|Title||A History of England Before the Norman Conquest|
|EDWARD the Elder RF01|
|ÆTHELWULF King of Wessex RF01|
|ALFRED The Great King Of Wessex RF01|
|ÆTHELRED Mucel Ealdorman of the Gaini|
|ÆTHELFLAED, Lady of the Mercians (Of Mercia)|
|OSBURGH Queen Of Wessex|
|EDWARD the Elder, King of the English RF01|
This blow seems to have been fatal to the Mercian supremacy, which fell at once. Ecgbert sent forth without delay an army com¬ manded by his eldest son Aethelwulf, Wulfheard, his ealdorman, and Eahlstan of Sherborne, the first fighting bishop in English his¬ tory. This force was directed on Kent, while the king himself, no doubt, kept the defeated Mercians in play on the Thames. The expedition w£is completely successful...
...It seems that Kent, at least, joyfully accepted liberation from the Mercians; Archbishop Wulfred, who had so long been oppressed by Coenwulf, led the whole people to accept the new overlord. To indulge the national feeling Ecgbert named his son Aethelwulf sub-king of Kent, where he ruled under his father, apparently with success, from 825 to 839.
...Ecgbert was far superior as a fighting man to any of his Carlo- vingian contemporaries, and even his pious son Aethelwulf compares favourably with Charles the Bald or Charles the Fat. The English expeditions of the Vikings from 834 to 865 were pressed far less vigorously than their Continental expeditions

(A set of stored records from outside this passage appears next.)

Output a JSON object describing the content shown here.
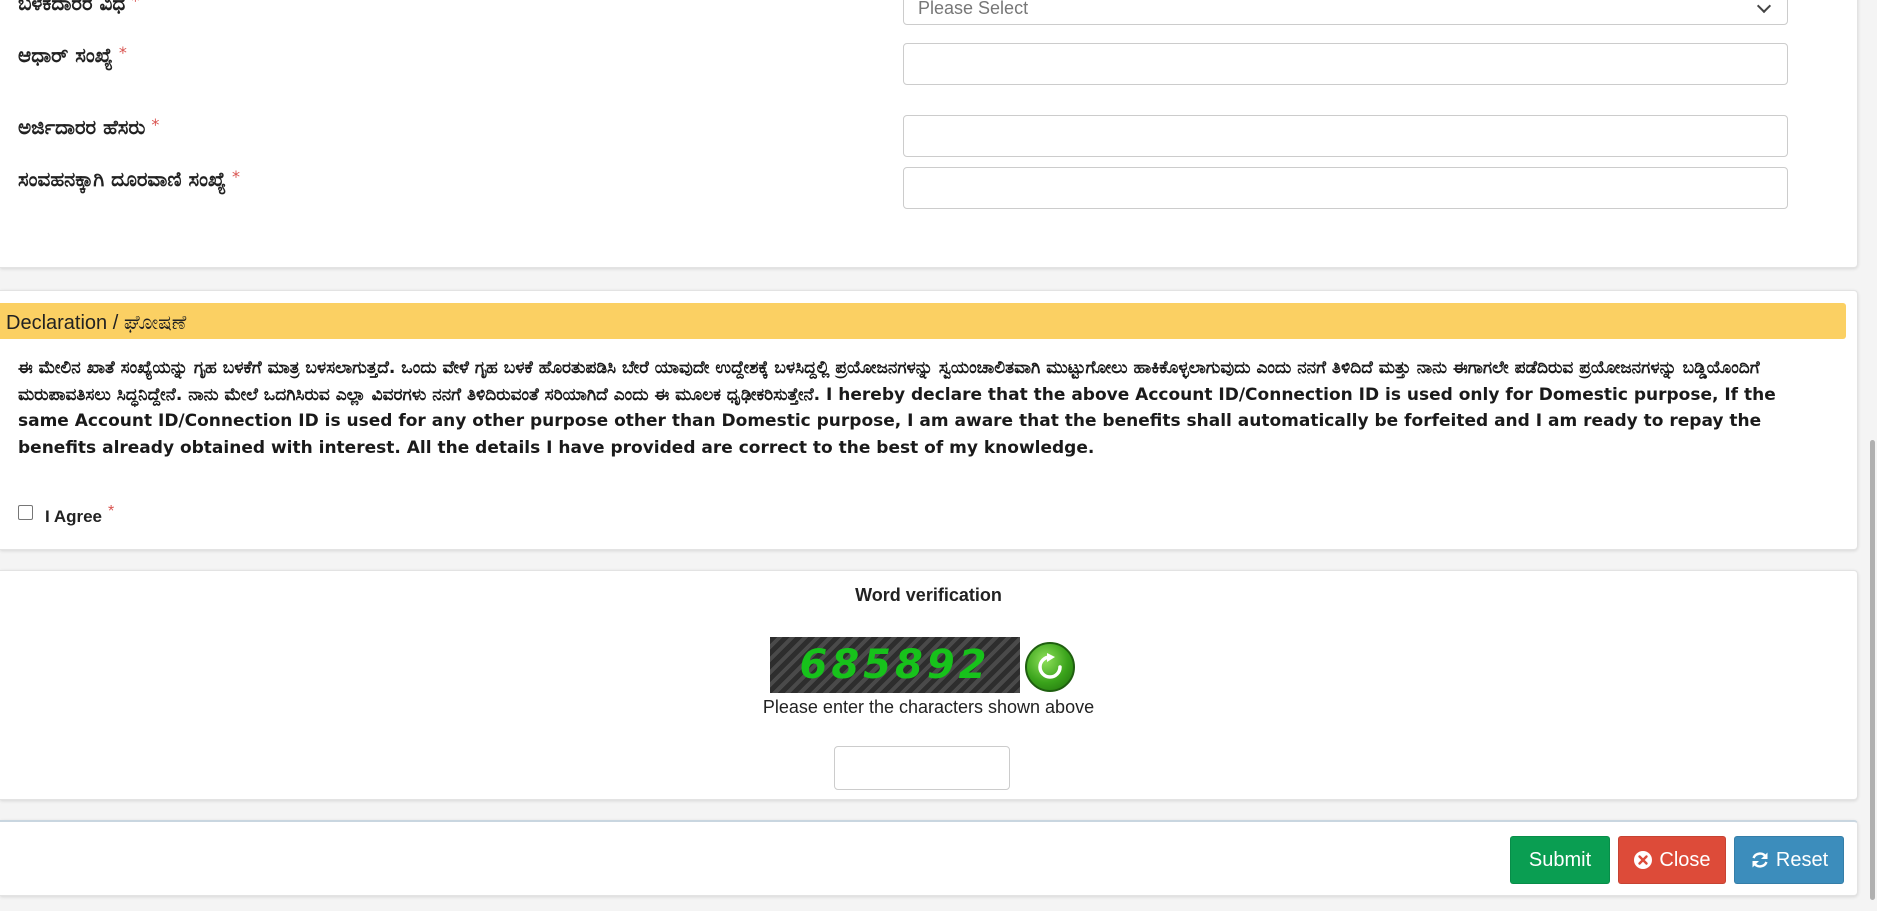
{
  "form": {
    "fields": [
      {
        "label": "ಬಳಕದಾರರ ವಿಧ",
        "required": "*",
        "type": "select",
        "value": "Please Select"
      },
      {
        "label": "ಆಧಾರ್ ಸಂಖ್ಯೆ",
        "required": "*",
        "type": "text",
        "value": ""
      },
      {
        "label": "ಅರ್ಜಿದಾರರ ಹೆಸರು",
        "required": "*",
        "type": "text",
        "value": ""
      },
      {
        "label": "ಸಂವಹನಕ್ಕಾಗಿ ದೂರವಾಣಿ ಸಂಖ್ಯೆ",
        "required": "*",
        "type": "text",
        "value": ""
      }
    ]
  },
  "declaration": {
    "header_en": "Declaration / ",
    "header_kn": "ಘೋಷಣೆ",
    "text": "ಈ ಮೇಲಿನ ಖಾತೆ ಸಂಖ್ಯೆಯನ್ನು ಗೃಹ ಬಳಕೆಗೆ ಮಾತ್ರ ಬಳಸಲಾಗುತ್ತದೆ. ಒಂದು ವೇಳೆ ಗೃಹ ಬಳಕೆ ಹೊರತುಪಡಿಸಿ ಬೇರೆ ಯಾವುದೇ ಉದ್ದೇಶಕ್ಕೆ ಬಳಸಿದ್ದಲ್ಲಿ ಪ್ರಯೋಜನಗಳನ್ನು ಸ್ವಯಂಚಾಲಿತವಾಗಿ ಮುಟ್ಟುಗೋಲು ಹಾಕಿಕೊಳ್ಳಲಾಗುವುದು ಎಂದು ನನಗೆ ತಿಳಿದಿದೆ ಮತ್ತು ನಾನು ಈಗಾಗಲೇ ಪಡೆದಿರುವ ಪ್ರಯೋಜನಗಳನ್ನು ಬಡ್ಡಿಯೊಂದಿಗೆ ಮರುಪಾವತಿಸಲು ಸಿದ್ಧನಿದ್ದೇನೆ. ನಾನು ಮೇಲೆ ಒದಗಿಸಿರುವ ಎಲ್ಲಾ ವಿವರಗಳು ನನಗೆ ತಿಳಿದಿರುವಂತೆ ಸರಿಯಾಗಿದೆ ಎಂದು ಈ ಮೂಲಕ ಧೃಢೀಕರಿಸುತ್ತೇನೆ. I hereby declare that the above Account ID/Connection ID is used only for Domestic purpose, If the same Account ID/Connection ID is used for any other purpose other than Domestic purpose, I am aware that the benefits shall automatically be forfeited and I am ready to repay the benefits already obtained with interest. All the details I have provided are correct to the best of my knowledge.",
    "agree_label": "I Agree",
    "agree_required": "*"
  },
  "captcha": {
    "title": "Word verification",
    "code": "685892",
    "hint": "Please enter the characters shown above",
    "input_value": "",
    "colors": {
      "text": "#17c21b",
      "background": "#333333"
    },
    "refresh_icon": "refresh-arrow-icon"
  },
  "actions": {
    "submit": "Submit",
    "close": "Close",
    "reset": "Reset",
    "colors": {
      "submit": "#0a9e52",
      "close": "#dd4b39",
      "reset": "#3c8dbc"
    },
    "icons": {
      "close": "circle-x-icon",
      "reset": "refresh-icon"
    }
  },
  "theme": {
    "declaration_header_bg": "#fbd063",
    "required_color": "#d9534f"
  }
}
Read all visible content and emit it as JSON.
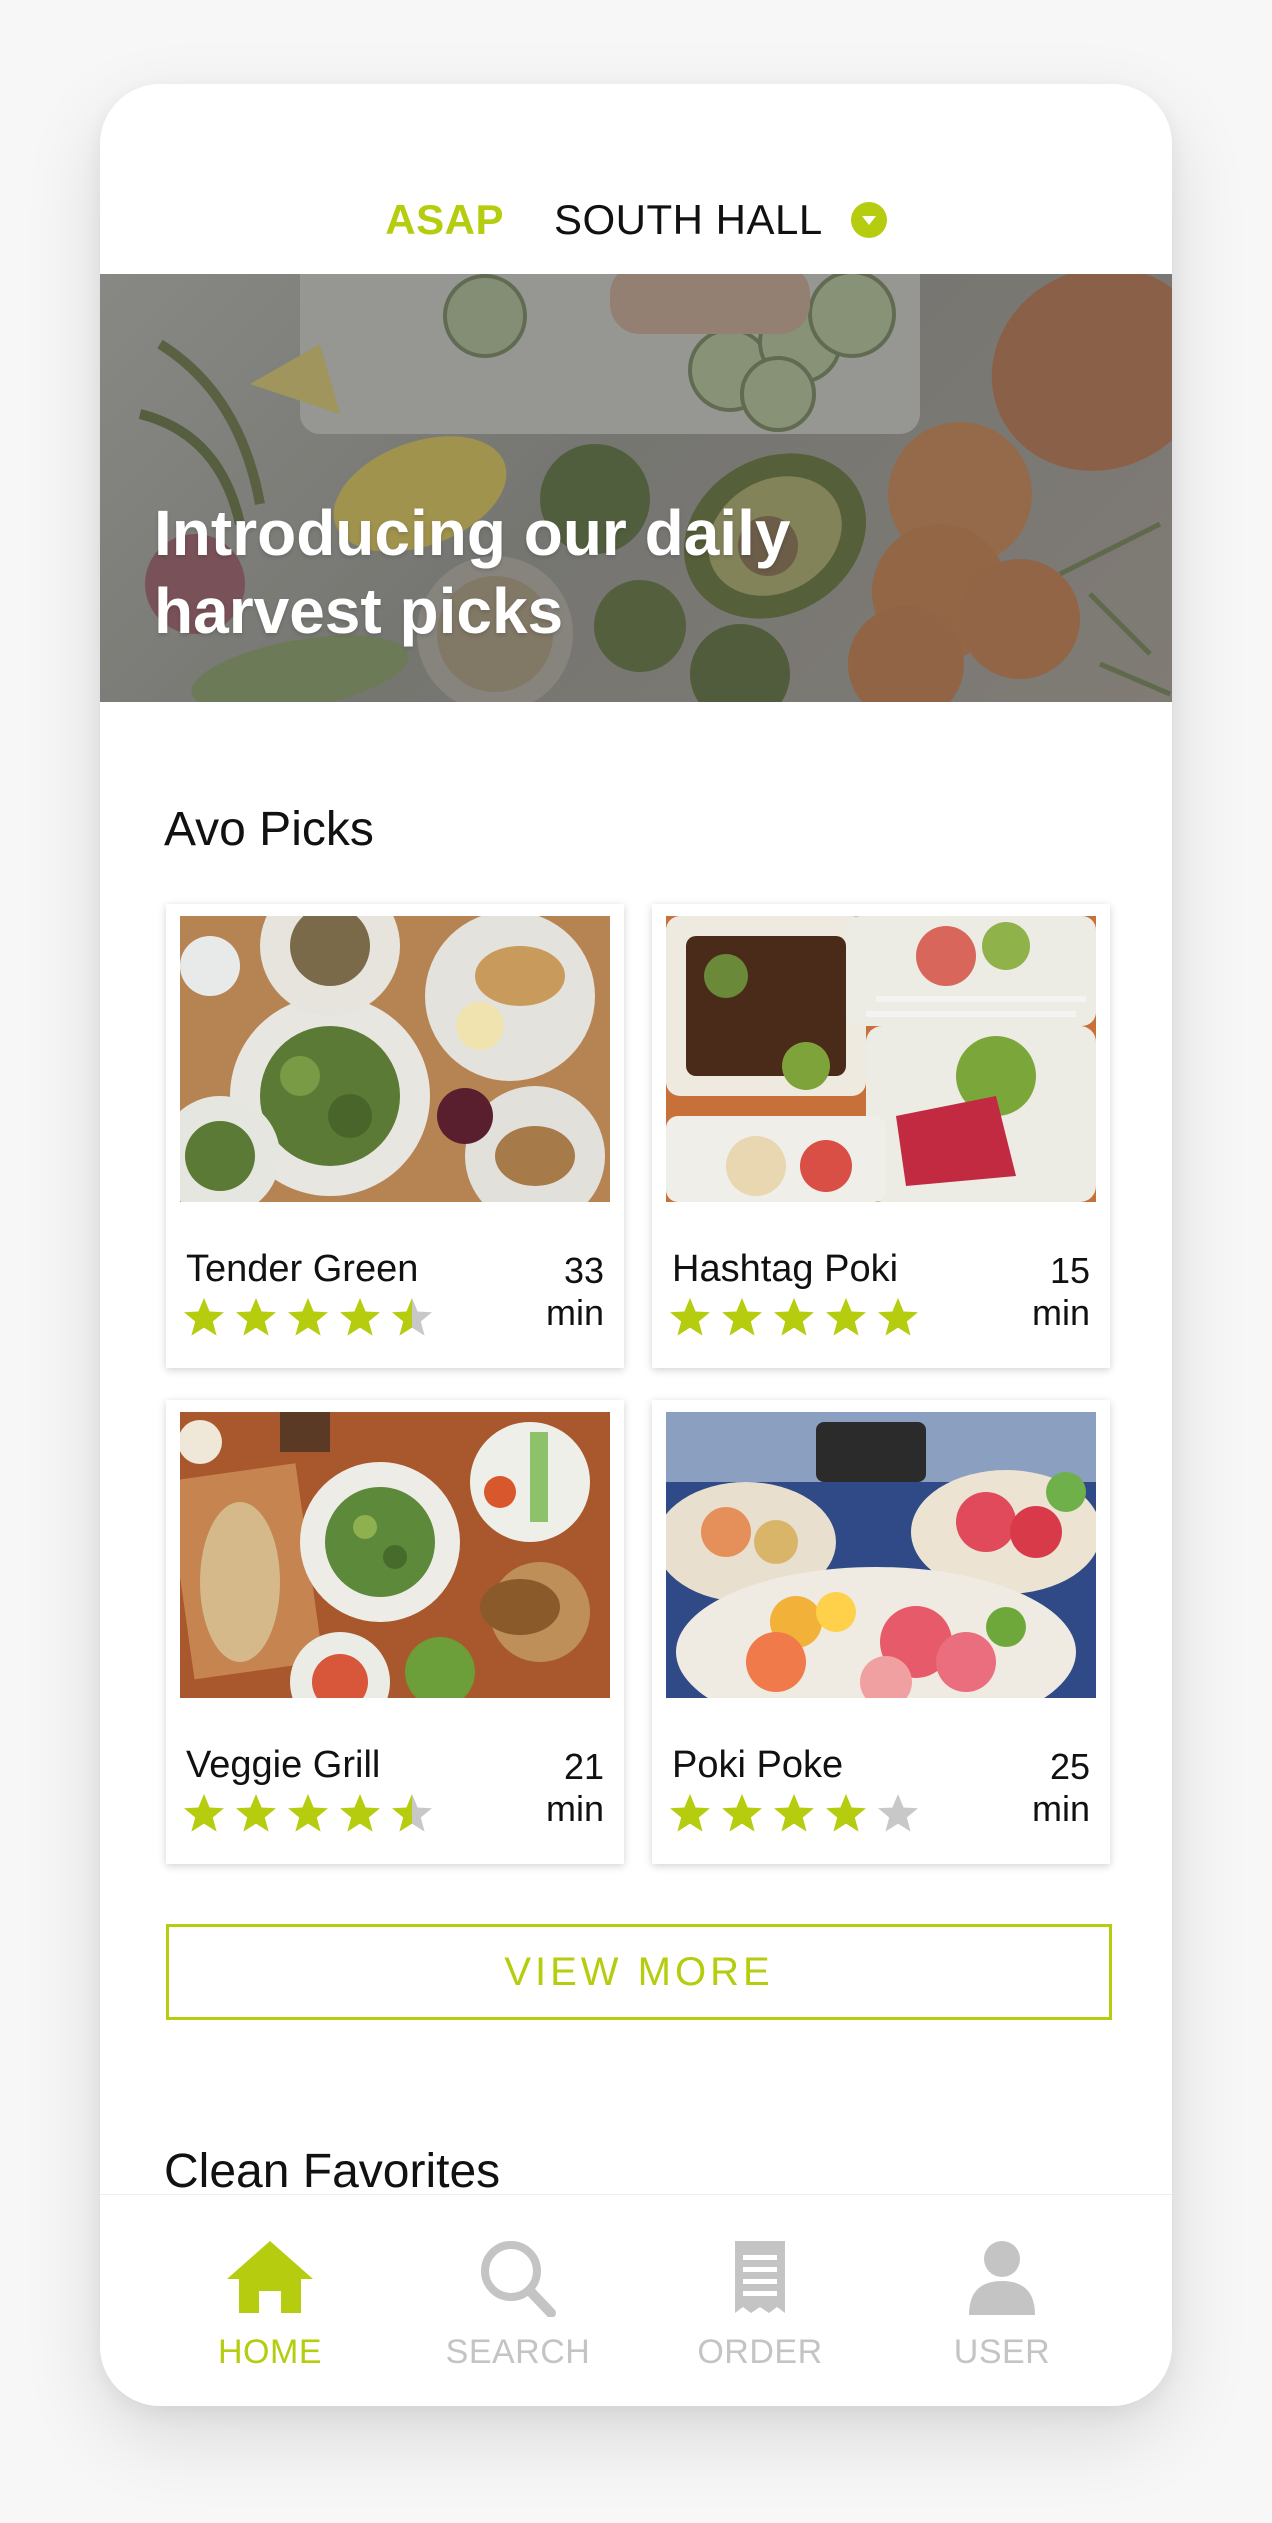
{
  "header": {
    "delivery_time": "ASAP",
    "location": "SOUTH HALL"
  },
  "hero": {
    "title": "Introducing our daily harvest picks"
  },
  "sections": {
    "avo_picks_title": "Avo Picks",
    "clean_favorites_title": "Clean Favorites"
  },
  "restaurants": [
    {
      "name": "Tender Green",
      "time": "33",
      "unit": "min",
      "rating": 4.5
    },
    {
      "name": "Hashtag Poki",
      "time": "15",
      "unit": "min",
      "rating": 5
    },
    {
      "name": "Veggie Grill",
      "time": "21",
      "unit": "min",
      "rating": 4.5
    },
    {
      "name": "Poki Poke",
      "time": "25",
      "unit": "min",
      "rating": 4
    }
  ],
  "view_more_label": "VIEW MORE",
  "tabs": [
    {
      "label": "HOME",
      "icon": "home-icon",
      "active": true
    },
    {
      "label": "SEARCH",
      "icon": "search-icon",
      "active": false
    },
    {
      "label": "ORDER",
      "icon": "receipt-icon",
      "active": false
    },
    {
      "label": "USER",
      "icon": "user-icon",
      "active": false
    }
  ],
  "colors": {
    "accent": "#b5cc0f",
    "inactive": "#c4c4c4",
    "star_empty": "#c8c8c8"
  }
}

ACCESSION OF AETHELWULF
Ecgbert’s death was followed by a rearrangement of his king¬ doms. His eldest son Aethelwulf, who had been leigning hitherto as sub-king in Kent, moved on to rule over Wessex, as suzerain over the whole of the realms which had obeyed his father. But Kent,and with it Essex, Sussex and Surrey, was handed on to Ecgbert’s younger son Aethelstan, who had hitherto been sub-king in East Anglia. The evidence of coins seems to make it probable that Aethelstan gave up his former holding to an Aethelweard, whom no chronicle mentions.^ But since he owned a name common in the royal house of Wessex — it was home afterwards by three princes,^ one of whom was the well-known chronicler — we may guess that he was the son or other close kinsman of Aethelstan, and that the hegemony of Aethelwulf was duly recognised in East Anglia. In Mercia Beorhtwulf ® had just succeeded Wiglaf, while in Northum¬ bria the long-lived but obscure Eanred had still one year to live.
We know much more of Aethelwulf than of his father, but apparently he was far less worth knowing. He was a man who would never have won the suzerainty over England for himself, but he was just strong enough to maintain it, when it had been left him by hisstrong-handed parent. Though not destitute of fighting power, and full of a laudable sense of his duty to his kingdom, he had the faults of a conscientious man. He was pious even to excess, he was an over-indulgent father, and he lacked apparently that capacity for righteous resentment which forms a necessaiy part of the mental equipment of a gi*eat king, if not of a good Chi-istian. His character, no less than his career, bears a singular resemblance to that of the unlucky Emperor Lewis, his elder contemporary across the Channel. Like him Aethelwulf was a worthy man who fell upon evil days, and owed part of his troubles to his own deficiencies. Both suffered not only from the plague of the Viking invasions, but from unruly sons and disloyal subjects, whom a stronger hand might have tamed by the use of proper severity in the first instance. It is a curious coincidence that the later misfortunes of each were due in
a large measure to an unwise second marriage, made in late middle age. Not less similar was their exaggerated meekness and long- suffering, due to a deep religious sense of their own unworthiness, which placed them at a grave disadvantage when they were dealing with kinsmen, or still more with churchmen, who were troubled with no such scruples. For Aethelwulf, like Lewis, felt himself helpless before a prelate who attacked him on his weak side, and he was cursed with such a one in Ealhstan, the fighting bishop of Sherborne. This able but turbulent priest, if he was the first of his rank in England to lead an army against the Danes, was also the first to lead a rebellion against his lawful sovereign. Fortunately for Aethelwulf the type wtis yet rai’e on this side of the Channel : a better-remembered bishop of the virtuous type was Swithun of Win¬ chester, who is said to have been Aethelwulf s instructor in his youth and his minister in middle age.^ We have sadly inadequate informa¬ tion about this saint, who must have been a man of mark if we may judge from the popularity which his name enjoyed for many a century after. But his biographies are of late date, and consist of little more than a sti'ing of miracles.
The accession of Aethelwulf was almost coincident with a sudden redoubling of the vigour of the Danish attacks on England...